**Aim of the task**
Below are records to repeat exactly; do not include any pictures.

Element data from apps and pages:
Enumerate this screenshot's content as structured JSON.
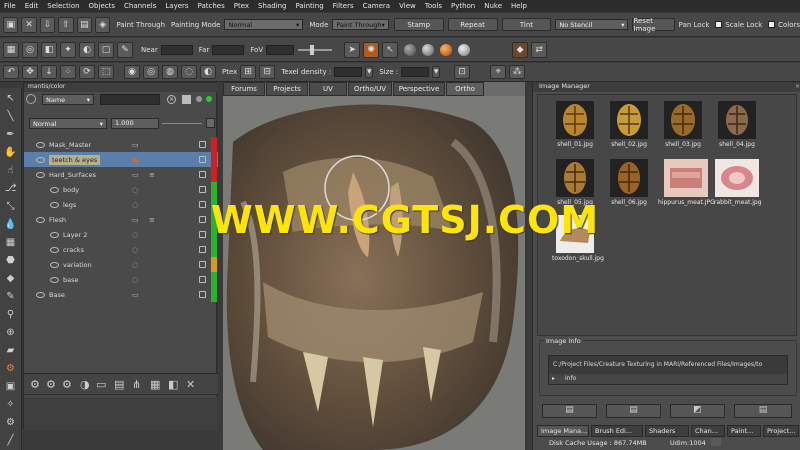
{
  "menu": [
    "File",
    "Edit",
    "Selection",
    "Objects",
    "Channels",
    "Layers",
    "Patches",
    "Ptex",
    "Shading",
    "Painting",
    "Filters",
    "Camera",
    "View",
    "Tools",
    "Python",
    "Nuke",
    "Help"
  ],
  "toolbar1": {
    "paint_through_label": "Paint Through",
    "painting_mode_label": "Painting Mode",
    "painting_mode_value": "Normal",
    "mode_label": "Mode",
    "mode_value": "Paint Through",
    "stamp": "Stamp",
    "repeat": "Repeat",
    "tint": "Tint",
    "stencil_value": "No Stencil",
    "reset_image": "Reset Image",
    "pan_lock": "Pan Lock",
    "scale_lock": "Scale Lock",
    "colors": "Colors"
  },
  "toolbar2": {
    "near_label": "Near",
    "far_label": "Far",
    "fov_label": "FoV"
  },
  "toolbar3": {
    "ptex_label": "Ptex",
    "texel_density_label": "Texel density :",
    "size_label": "Size :"
  },
  "layers": {
    "path": "mantis/color",
    "filter_value": "Name",
    "blend_mode": "Normal",
    "opacity": "1.000",
    "rows": [
      {
        "label": "Mask_Master",
        "indent": 0,
        "bar": "#d22020"
      },
      {
        "label": "teetch & eyes",
        "indent": 0,
        "bar": "#d22020",
        "selected": true
      },
      {
        "label": "Hard_Surfaces",
        "indent": 0,
        "bar": "#d22020"
      },
      {
        "label": "body",
        "indent": 1,
        "bar": "#27b52a"
      },
      {
        "label": "legs",
        "indent": 1,
        "bar": "#27b52a"
      },
      {
        "label": "Flesh",
        "indent": 0,
        "bar": "#27b52a"
      },
      {
        "label": "Layer 2",
        "indent": 1,
        "bar": "#27b52a"
      },
      {
        "label": "cracks",
        "indent": 1,
        "bar": "#27b52a"
      },
      {
        "label": "variation",
        "indent": 1,
        "bar": "#d79a1a"
      },
      {
        "label": "base",
        "indent": 1,
        "bar": "#27b52a"
      },
      {
        "label": "Base",
        "indent": 0,
        "bar": "#27b52a"
      }
    ]
  },
  "viewport_tabs": [
    "Forums",
    "Projects",
    "UV",
    "Ortho/UV",
    "Perspective",
    "Ortho"
  ],
  "image_manager": {
    "title": "Image Manager",
    "images": [
      {
        "name": "shell_01.jpg"
      },
      {
        "name": "shell_02.jpg"
      },
      {
        "name": "shell_03.jpg"
      },
      {
        "name": "shell_04.jpg"
      },
      {
        "name": "shell_05.jpg"
      },
      {
        "name": "shell_06.jpg"
      },
      {
        "name": "hippurus_meat.JPG"
      },
      {
        "name": "rabbit_meat.jpg"
      },
      {
        "name": "toxodon_skull.jpg"
      }
    ],
    "info_title": "Image Info",
    "info_path": "C:/Project Files/Creature Texturing in MARI/Referenced Files/Images/to",
    "info_label": "Info"
  },
  "bottom_tabs": [
    "Image Mana...",
    "Brush Edi...",
    "Shaders",
    "Chan...",
    "Paint...",
    "Project..."
  ],
  "status": {
    "disk_cache": "Disk Cache Usage : 867.74MB",
    "udim": "Udim:1004"
  },
  "watermark": "WWW.CGTSJ.COM"
}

**Reply**
Enumerate this screenshot's content as structured JSON.
{
  "menu": [
    "File",
    "Edit",
    "Selection",
    "Objects",
    "Channels",
    "Layers",
    "Patches",
    "Ptex",
    "Shading",
    "Painting",
    "Filters",
    "Camera",
    "View",
    "Tools",
    "Python",
    "Nuke",
    "Help"
  ],
  "toolbar1": {
    "paint_through_label": "Paint Through",
    "painting_mode_label": "Painting Mode",
    "painting_mode_value": "Normal",
    "mode_label": "Mode",
    "mode_value": "Paint Through",
    "stamp": "Stamp",
    "repeat": "Repeat",
    "tint": "Tint",
    "stencil_value": "No Stencil",
    "reset_image": "Reset Image",
    "pan_lock": "Pan Lock",
    "scale_lock": "Scale Lock",
    "colors": "Colors"
  },
  "toolbar2": {
    "near_label": "Near",
    "far_label": "Far",
    "fov_label": "FoV"
  },
  "toolbar3": {
    "ptex_label": "Ptex",
    "texel_density_label": "Texel density :",
    "size_label": "Size :"
  },
  "layers": {
    "path": "mantis/color",
    "filter_value": "Name",
    "blend_mode": "Normal",
    "opacity": "1.000",
    "rows": [
      {
        "label": "Mask_Master",
        "indent": 0,
        "bar": "#d22020"
      },
      {
        "label": "teetch & eyes",
        "indent": 0,
        "bar": "#d22020",
        "selected": true
      },
      {
        "label": "Hard_Surfaces",
        "indent": 0,
        "bar": "#d22020"
      },
      {
        "label": "body",
        "indent": 1,
        "bar": "#27b52a"
      },
      {
        "label": "legs",
        "indent": 1,
        "bar": "#27b52a"
      },
      {
        "label": "Flesh",
        "indent": 0,
        "bar": "#27b52a"
      },
      {
        "label": "Layer 2",
        "indent": 1,
        "bar": "#27b52a"
      },
      {
        "label": "cracks",
        "indent": 1,
        "bar": "#27b52a"
      },
      {
        "label": "variation",
        "indent": 1,
        "bar": "#d79a1a"
      },
      {
        "label": "base",
        "indent": 1,
        "bar": "#27b52a"
      },
      {
        "label": "Base",
        "indent": 0,
        "bar": "#27b52a"
      }
    ]
  },
  "viewport_tabs": [
    "Forums",
    "Projects",
    "UV",
    "Ortho/UV",
    "Perspective",
    "Ortho"
  ],
  "image_manager": {
    "title": "Image Manager",
    "images": [
      {
        "name": "shell_01.jpg"
      },
      {
        "name": "shell_02.jpg"
      },
      {
        "name": "shell_03.jpg"
      },
      {
        "name": "shell_04.jpg"
      },
      {
        "name": "shell_05.jpg"
      },
      {
        "name": "shell_06.jpg"
      },
      {
        "name": "hippurus_meat.JPG"
      },
      {
        "name": "rabbit_meat.jpg"
      },
      {
        "name": "toxodon_skull.jpg"
      }
    ],
    "info_title": "Image Info",
    "info_path": "C:/Project Files/Creature Texturing in MARI/Referenced Files/Images/to",
    "info_label": "Info"
  },
  "bottom_tabs": [
    "Image Mana...",
    "Brush Edi...",
    "Shaders",
    "Chan...",
    "Paint...",
    "Project..."
  ],
  "status": {
    "disk_cache": "Disk Cache Usage : 867.74MB",
    "udim": "Udim:1004"
  },
  "watermark": "WWW.CGTSJ.COM"
}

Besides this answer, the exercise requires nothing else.